What you have to do: Take every line from the listing below that includes "label" and copy it.

Dataset records:

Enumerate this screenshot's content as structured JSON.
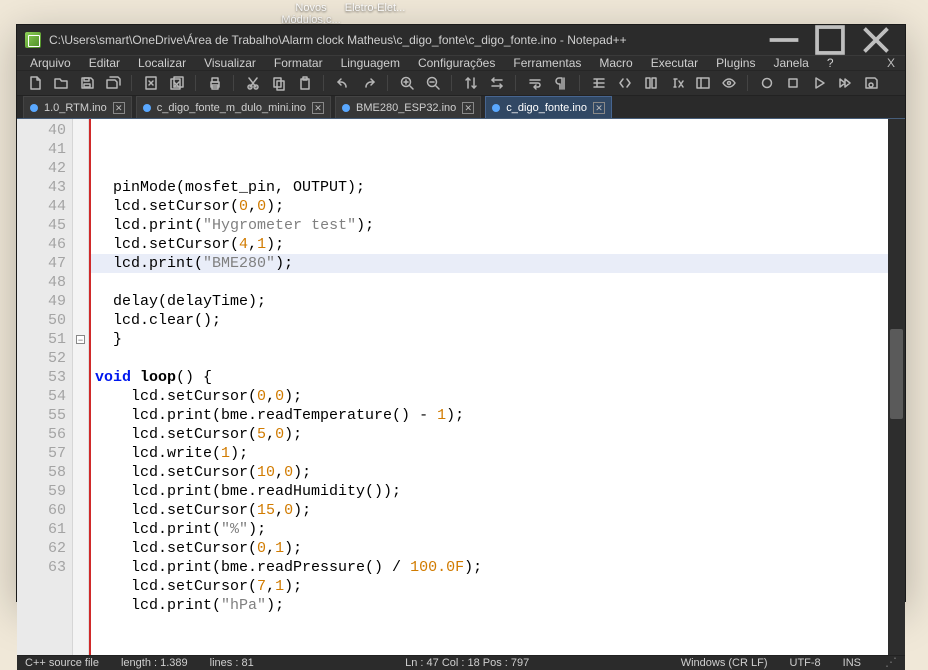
{
  "desktop": {
    "icons": [
      {
        "label": "Novos Módulos.c..."
      },
      {
        "label": "Eletro-Elet..."
      }
    ]
  },
  "title": "C:\\Users\\smart\\OneDrive\\Área de Trabalho\\Alarm clock Matheus\\c_digo_fonte\\c_digo_fonte.ino - Notepad++",
  "menubar": [
    "Arquivo",
    "Editar",
    "Localizar",
    "Visualizar",
    "Formatar",
    "Linguagem",
    "Configurações",
    "Ferramentas",
    "Macro",
    "Executar",
    "Plugins",
    "Janela",
    "?"
  ],
  "toolbar": [
    {
      "name": "new-file-icon",
      "icon": "file"
    },
    {
      "name": "open-folder-icon",
      "icon": "folder"
    },
    {
      "name": "save-icon",
      "icon": "save"
    },
    {
      "name": "save-all-icon",
      "icon": "saveall"
    },
    {
      "sep": true
    },
    {
      "name": "close-doc-icon",
      "icon": "closedoc"
    },
    {
      "name": "close-all-icon",
      "icon": "closeall"
    },
    {
      "sep": true
    },
    {
      "name": "print-icon",
      "icon": "print"
    },
    {
      "sep": true
    },
    {
      "name": "cut-icon",
      "icon": "cut"
    },
    {
      "name": "copy-icon",
      "icon": "copy"
    },
    {
      "name": "paste-icon",
      "icon": "paste"
    },
    {
      "sep": true
    },
    {
      "name": "undo-icon",
      "icon": "undo"
    },
    {
      "name": "redo-icon",
      "icon": "redo"
    },
    {
      "sep": true
    },
    {
      "name": "zoom-in-icon",
      "icon": "zoomin"
    },
    {
      "name": "zoom-out-icon",
      "icon": "zoomout"
    },
    {
      "sep": true
    },
    {
      "name": "sync-v-icon",
      "icon": "syncV"
    },
    {
      "name": "sync-h-icon",
      "icon": "syncH"
    },
    {
      "sep": true
    },
    {
      "name": "wordwrap-icon",
      "icon": "wrap"
    },
    {
      "name": "show-all-icon",
      "icon": "pilcrow"
    },
    {
      "sep": true
    },
    {
      "name": "indent-guide-icon",
      "icon": "indent"
    },
    {
      "name": "lang-icon",
      "icon": "code"
    },
    {
      "name": "doc-map-icon",
      "icon": "map"
    },
    {
      "name": "func-list-icon",
      "icon": "fx"
    },
    {
      "name": "folder-panel-icon",
      "icon": "panel"
    },
    {
      "name": "monitor-icon",
      "icon": "eye"
    },
    {
      "sep": true
    },
    {
      "name": "record-macro-icon",
      "icon": "record"
    },
    {
      "name": "stop-macro-icon",
      "icon": "stop"
    },
    {
      "name": "play-macro-icon",
      "icon": "play"
    },
    {
      "name": "run-multi-icon",
      "icon": "ff"
    },
    {
      "name": "save-macro-icon",
      "icon": "savemacro"
    }
  ],
  "tabs": [
    {
      "label": "1.0_RTM.ino",
      "active": false
    },
    {
      "label": "c_digo_fonte_m_dulo_mini.ino",
      "active": false
    },
    {
      "label": "BME280_ESP32.ino",
      "active": false
    },
    {
      "label": "c_digo_fonte.ino",
      "active": true
    }
  ],
  "code": {
    "first_line": 40,
    "highlight_line": 47,
    "fold_markers": {
      "51": "-"
    },
    "lines": [
      {
        "n": 40,
        "t": []
      },
      {
        "n": 41,
        "t": [
          [
            "ns",
            "  pinMode"
          ],
          [
            "p",
            "(mosfet_pin, OUTPUT);"
          ]
        ]
      },
      {
        "n": 42,
        "t": [
          [
            "ns",
            "  lcd.setCursor"
          ],
          [
            "p",
            "("
          ],
          [
            "num",
            "0"
          ],
          [
            "p",
            ","
          ],
          [
            "num",
            "0"
          ],
          [
            "p",
            ");"
          ]
        ]
      },
      {
        "n": 43,
        "t": [
          [
            "ns",
            "  lcd.print"
          ],
          [
            "p",
            "("
          ],
          [
            "str",
            "\"Hygrometer test\""
          ],
          [
            "p",
            ");"
          ]
        ]
      },
      {
        "n": 44,
        "t": [
          [
            "ns",
            "  lcd.setCursor"
          ],
          [
            "p",
            "("
          ],
          [
            "num",
            "4"
          ],
          [
            "p",
            ","
          ],
          [
            "num",
            "1"
          ],
          [
            "p",
            ");"
          ]
        ]
      },
      {
        "n": 45,
        "t": [
          [
            "ns",
            "  lcd.print"
          ],
          [
            "p",
            "("
          ],
          [
            "str",
            "\"BME280\""
          ],
          [
            "p",
            ");"
          ]
        ]
      },
      {
        "n": 46,
        "t": []
      },
      {
        "n": 47,
        "t": [
          [
            "ns",
            "  delay"
          ],
          [
            "p",
            "(delayTime);"
          ]
        ]
      },
      {
        "n": 48,
        "t": [
          [
            "ns",
            "  lcd.clear"
          ],
          [
            "p",
            "();"
          ]
        ]
      },
      {
        "n": 49,
        "t": [
          [
            "p",
            "  }"
          ]
        ]
      },
      {
        "n": 50,
        "t": []
      },
      {
        "n": 51,
        "t": [
          [
            "kw",
            "void"
          ],
          [
            "p",
            " "
          ],
          [
            "fn",
            "loop"
          ],
          [
            "p",
            "() {"
          ]
        ]
      },
      {
        "n": 52,
        "t": [
          [
            "ns",
            "    lcd.setCursor"
          ],
          [
            "p",
            "("
          ],
          [
            "num",
            "0"
          ],
          [
            "p",
            ","
          ],
          [
            "num",
            "0"
          ],
          [
            "p",
            ");"
          ]
        ]
      },
      {
        "n": 53,
        "t": [
          [
            "ns",
            "    lcd.print"
          ],
          [
            "p",
            "(bme.readTemperature() - "
          ],
          [
            "num",
            "1"
          ],
          [
            "p",
            ");"
          ]
        ]
      },
      {
        "n": 54,
        "t": [
          [
            "ns",
            "    lcd.setCursor"
          ],
          [
            "p",
            "("
          ],
          [
            "num",
            "5"
          ],
          [
            "p",
            ","
          ],
          [
            "num",
            "0"
          ],
          [
            "p",
            ");"
          ]
        ]
      },
      {
        "n": 55,
        "t": [
          [
            "ns",
            "    lcd.write"
          ],
          [
            "p",
            "("
          ],
          [
            "num",
            "1"
          ],
          [
            "p",
            ");"
          ]
        ]
      },
      {
        "n": 56,
        "t": [
          [
            "ns",
            "    lcd.setCursor"
          ],
          [
            "p",
            "("
          ],
          [
            "num",
            "10"
          ],
          [
            "p",
            ","
          ],
          [
            "num",
            "0"
          ],
          [
            "p",
            ");"
          ]
        ]
      },
      {
        "n": 57,
        "t": [
          [
            "ns",
            "    lcd.print"
          ],
          [
            "p",
            "(bme.readHumidity());"
          ]
        ]
      },
      {
        "n": 58,
        "t": [
          [
            "ns",
            "    lcd.setCursor"
          ],
          [
            "p",
            "("
          ],
          [
            "num",
            "15"
          ],
          [
            "p",
            ","
          ],
          [
            "num",
            "0"
          ],
          [
            "p",
            ");"
          ]
        ]
      },
      {
        "n": 59,
        "t": [
          [
            "ns",
            "    lcd.print"
          ],
          [
            "p",
            "("
          ],
          [
            "str",
            "\"%\""
          ],
          [
            "p",
            ");"
          ]
        ]
      },
      {
        "n": 60,
        "t": [
          [
            "ns",
            "    lcd.setCursor"
          ],
          [
            "p",
            "("
          ],
          [
            "num",
            "0"
          ],
          [
            "p",
            ","
          ],
          [
            "num",
            "1"
          ],
          [
            "p",
            ");"
          ]
        ]
      },
      {
        "n": 61,
        "t": [
          [
            "ns",
            "    lcd.print"
          ],
          [
            "p",
            "(bme.readPressure() / "
          ],
          [
            "num",
            "100.0F"
          ],
          [
            "p",
            ");"
          ]
        ]
      },
      {
        "n": 62,
        "t": [
          [
            "ns",
            "    lcd.setCursor"
          ],
          [
            "p",
            "("
          ],
          [
            "num",
            "7"
          ],
          [
            "p",
            ","
          ],
          [
            "num",
            "1"
          ],
          [
            "p",
            ");"
          ]
        ]
      },
      {
        "n": 63,
        "t": [
          [
            "ns",
            "    lcd.print"
          ],
          [
            "p",
            "("
          ],
          [
            "str",
            "\"hPa\""
          ],
          [
            "p",
            ");"
          ]
        ]
      }
    ]
  },
  "status": {
    "type": "C++ source file",
    "length": "length : 1.389",
    "lines": "lines : 81",
    "pos": "Ln : 47   Col : 18   Pos : 797",
    "eol": "Windows (CR LF)",
    "enc": "UTF-8",
    "ovr": "INS"
  }
}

Exercise solution:
        "label": "Novos Módulos.c..."
        "label": "Eletro-Elet..."
      "label": "1.0_RTM.ino",
      "label": "c_digo_fonte_m_dulo_mini.ino",
      "label": "BME280_ESP32.ino",
      "label": "c_digo_fonte.ino",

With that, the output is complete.